━━━ Task data ━━━

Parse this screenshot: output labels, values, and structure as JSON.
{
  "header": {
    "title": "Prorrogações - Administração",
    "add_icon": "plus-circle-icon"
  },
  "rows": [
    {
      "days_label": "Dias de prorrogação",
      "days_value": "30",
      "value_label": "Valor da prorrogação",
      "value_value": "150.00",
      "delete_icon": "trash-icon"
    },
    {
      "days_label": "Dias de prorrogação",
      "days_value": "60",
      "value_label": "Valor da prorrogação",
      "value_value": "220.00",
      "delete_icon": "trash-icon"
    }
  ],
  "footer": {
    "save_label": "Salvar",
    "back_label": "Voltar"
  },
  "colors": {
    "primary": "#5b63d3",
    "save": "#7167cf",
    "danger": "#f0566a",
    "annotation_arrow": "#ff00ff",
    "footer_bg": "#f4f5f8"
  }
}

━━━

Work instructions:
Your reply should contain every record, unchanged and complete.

Exercise output:
Parse this screenshot: output labels, values, and structure as JSON.
{
  "header": {
    "title": "Prorrogações - Administração",
    "add_icon": "plus-circle-icon"
  },
  "rows": [
    {
      "days_label": "Dias de prorrogação",
      "days_value": "30",
      "value_label": "Valor da prorrogação",
      "value_value": "150.00",
      "delete_icon": "trash-icon"
    },
    {
      "days_label": "Dias de prorrogação",
      "days_value": "60",
      "value_label": "Valor da prorrogação",
      "value_value": "220.00",
      "delete_icon": "trash-icon"
    }
  ],
  "footer": {
    "save_label": "Salvar",
    "back_label": "Voltar"
  },
  "colors": {
    "primary": "#5b63d3",
    "save": "#7167cf",
    "danger": "#f0566a",
    "annotation_arrow": "#ff00ff",
    "footer_bg": "#f4f5f8"
  }
}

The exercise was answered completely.